Our challenge is to create a new model that matches all surviving evidence. Features on the main drive wheel suggest it uses a complex planetary system (gears mounted on other gears) to calculate planetary motion, but its design remains a mystery. Tomography revealed a wealth of unexpected clues in the inscription, describing an ancient Greek Cosmos 9 at the front, but attempts to solve the drivetrain failed to match all the data. Evidence defines the frame of the forward planetary system, but the space available for gears is extremely limited. There are also unexplained components in Fragment D revealed by X-ray CT, as well as technical difficulties in calculating the phases of the moon. The complex cycles of the planets Venus and Saturn were then discovered in tomography, making the task even more difficult.
According to the authors, they created the first model that can reasonably demonstrate all known capabilities of the Antikythera mechanism. This claim may seem unsubstantiated given how little equipment we still have, but the authors take a different view, saying: “In making the current model, we were impressed by how few options were available: The restrictions are severe and difficult to meet.”
The article follows a dozen or so pages of how Freeth and his team assembled their model to understand how the full Antikythera mechanism must work.If the idea of calculating the most probable design for a complex gear system under nearly impossible conditions appeals to you, you will seriously Dig this paper.
According to the authors, the assembled machine might look like this:
Freeth and his colleagues do not claim that they have reconstructed a literal, precise Antikythera mechanism, but they believe their reconstruction is the first to adequately describe the machine’s capabilities while providing a cohesive, practical model to explain how it was built.
Unknown unknown, finally know
The existence of the Antikythera mechanism is a humbling reminder of how little history is actually preserved in the historical record. Scientists in the early 20th century were shocked by the existence of such a device, in part because it No Looks like a one-off or the only example of its type. First-generation prototypes tended to have a lot of metaphorical wires hanging in the back, and occasional tape was liberally applied. The humble rock diver’s block originally fished out of the ocean used to be highly finished.
Archaeologists believe that more than one Antikythera mechanism was built along a similar route.
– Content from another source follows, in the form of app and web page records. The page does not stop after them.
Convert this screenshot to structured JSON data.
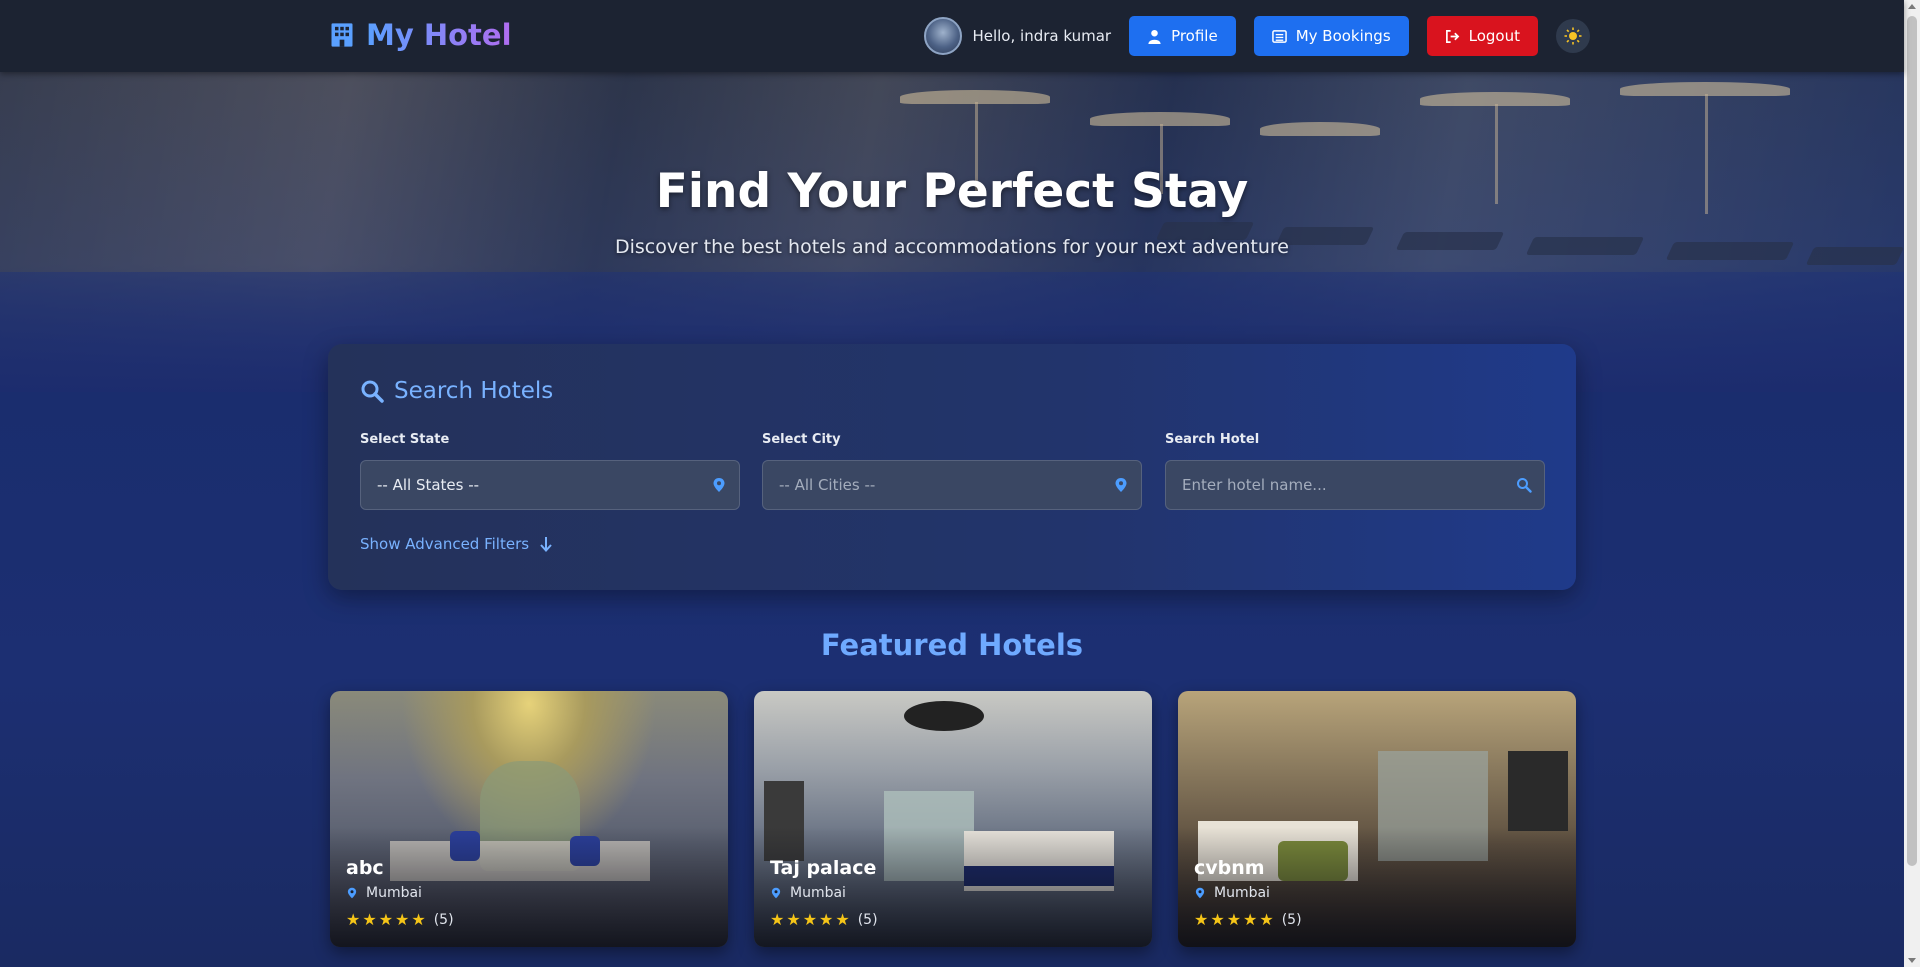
{
  "brand": {
    "title": "My Hotel",
    "icon": "hotel-building-icon"
  },
  "nav": {
    "greeting": "Hello, indra kumar",
    "profile_label": "Profile",
    "bookings_label": "My Bookings",
    "logout_label": "Logout",
    "theme_icon": "sun-icon"
  },
  "hero": {
    "title": "Find Your Perfect Stay",
    "subtitle": "Discover the best hotels and accommodations for your next adventure"
  },
  "search": {
    "title": "Search Hotels",
    "state_label": "Select State",
    "state_value": "-- All States --",
    "city_label": "Select City",
    "city_value": "-- All Cities --",
    "hotel_label": "Search Hotel",
    "hotel_placeholder": "Enter hotel name...",
    "advanced_label": "Show Advanced Filters"
  },
  "featured": {
    "title": "Featured Hotels",
    "hotels": [
      {
        "name": "abc",
        "location": "Mumbai",
        "rating": 5,
        "rating_text": "(5)"
      },
      {
        "name": "Taj palace",
        "location": "Mumbai",
        "rating": 5,
        "rating_text": "(5)"
      },
      {
        "name": "cvbnm",
        "location": "Mumbai",
        "rating": 5,
        "rating_text": "(5)"
      }
    ]
  },
  "colors": {
    "accent_blue": "#1e6ff0",
    "logout_red": "#d9131e",
    "star_gold": "#f5c518",
    "heading_blue": "#6faaff"
  }
}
Roman statesman Cicero described a device that may have been a rangefinder, claiming that Archimedes designed two of them and that they were made by Marcus Claudius in 212 BC. brought to Rome by General Cyrus. While none of these devices are considered literal Antikythera mechanisms, it is possible that the ancient Greeks built similar devices 200 years before the one we were fortunately dug up from the Mediterranean Sea is thought to have been built.
If the model proposed by Freeth et al. is accurate, it means that scientists throughout the 20th and 21st centuries have finally teased out the specific functions provided by the Antikythera mechanism. By doing so, they give us a more precise picture of which intellectual traditions it draws from. One of the coolest facts about Antikythera’s mechanics is the fact that the gear that tracks the moon’s movement correctly simulates the fact that it travels at different speeds at different points in its orbit. The ancient Greeks didn’t understand complex orbital dynamics, but they found a way to accurately simulate behavior they couldn’t (correctly) explain.
As long as the new model stands up to long-term scrutiny, it is a scientific breakthrough to understand exactly what and how the Antikythera mechanism works.